Page and application data records:
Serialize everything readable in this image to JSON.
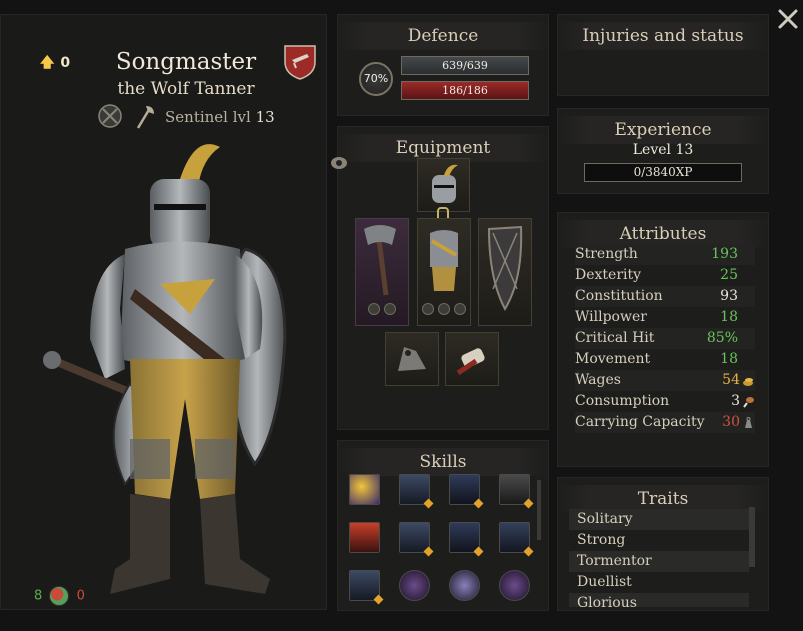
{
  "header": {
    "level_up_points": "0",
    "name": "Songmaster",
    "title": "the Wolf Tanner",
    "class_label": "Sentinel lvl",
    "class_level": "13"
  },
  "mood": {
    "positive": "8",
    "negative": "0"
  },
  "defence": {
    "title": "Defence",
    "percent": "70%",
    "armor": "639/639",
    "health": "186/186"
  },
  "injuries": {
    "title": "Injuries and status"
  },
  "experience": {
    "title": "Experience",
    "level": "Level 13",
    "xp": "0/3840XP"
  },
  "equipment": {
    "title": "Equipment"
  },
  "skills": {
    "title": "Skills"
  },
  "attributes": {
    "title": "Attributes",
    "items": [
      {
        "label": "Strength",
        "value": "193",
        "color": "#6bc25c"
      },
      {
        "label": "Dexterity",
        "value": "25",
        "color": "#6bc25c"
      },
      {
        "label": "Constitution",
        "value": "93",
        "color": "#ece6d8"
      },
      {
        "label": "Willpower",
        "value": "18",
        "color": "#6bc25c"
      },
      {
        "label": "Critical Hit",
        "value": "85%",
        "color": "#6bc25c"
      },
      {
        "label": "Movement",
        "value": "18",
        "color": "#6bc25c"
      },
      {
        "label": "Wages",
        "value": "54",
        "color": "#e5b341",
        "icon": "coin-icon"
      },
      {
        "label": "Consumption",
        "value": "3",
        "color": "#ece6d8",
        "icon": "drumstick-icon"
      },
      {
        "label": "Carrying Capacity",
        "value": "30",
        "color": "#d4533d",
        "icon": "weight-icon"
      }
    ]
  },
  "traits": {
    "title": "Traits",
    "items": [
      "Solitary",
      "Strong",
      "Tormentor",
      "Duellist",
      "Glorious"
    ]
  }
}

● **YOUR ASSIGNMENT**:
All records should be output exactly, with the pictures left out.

● **SOLUTION TO THIS PROBLEM**:
Serialize everything readable in this image to JSON.
{
  "header": {
    "level_up_points": "0",
    "name": "Songmaster",
    "title": "the Wolf Tanner",
    "class_label": "Sentinel lvl",
    "class_level": "13"
  },
  "mood": {
    "positive": "8",
    "negative": "0"
  },
  "defence": {
    "title": "Defence",
    "percent": "70%",
    "armor": "639/639",
    "health": "186/186"
  },
  "injuries": {
    "title": "Injuries and status"
  },
  "experience": {
    "title": "Experience",
    "level": "Level 13",
    "xp": "0/3840XP"
  },
  "equipment": {
    "title": "Equipment"
  },
  "skills": {
    "title": "Skills"
  },
  "attributes": {
    "title": "Attributes",
    "items": [
      {
        "label": "Strength",
        "value": "193",
        "color": "#6bc25c"
      },
      {
        "label": "Dexterity",
        "value": "25",
        "color": "#6bc25c"
      },
      {
        "label": "Constitution",
        "value": "93",
        "color": "#ece6d8"
      },
      {
        "label": "Willpower",
        "value": "18",
        "color": "#6bc25c"
      },
      {
        "label": "Critical Hit",
        "value": "85%",
        "color": "#6bc25c"
      },
      {
        "label": "Movement",
        "value": "18",
        "color": "#6bc25c"
      },
      {
        "label": "Wages",
        "value": "54",
        "color": "#e5b341",
        "icon": "coin-icon"
      },
      {
        "label": "Consumption",
        "value": "3",
        "color": "#ece6d8",
        "icon": "drumstick-icon"
      },
      {
        "label": "Carrying Capacity",
        "value": "30",
        "color": "#d4533d",
        "icon": "weight-icon"
      }
    ]
  },
  "traits": {
    "title": "Traits",
    "items": [
      "Solitary",
      "Strong",
      "Tormentor",
      "Duellist",
      "Glorious"
    ]
  }
}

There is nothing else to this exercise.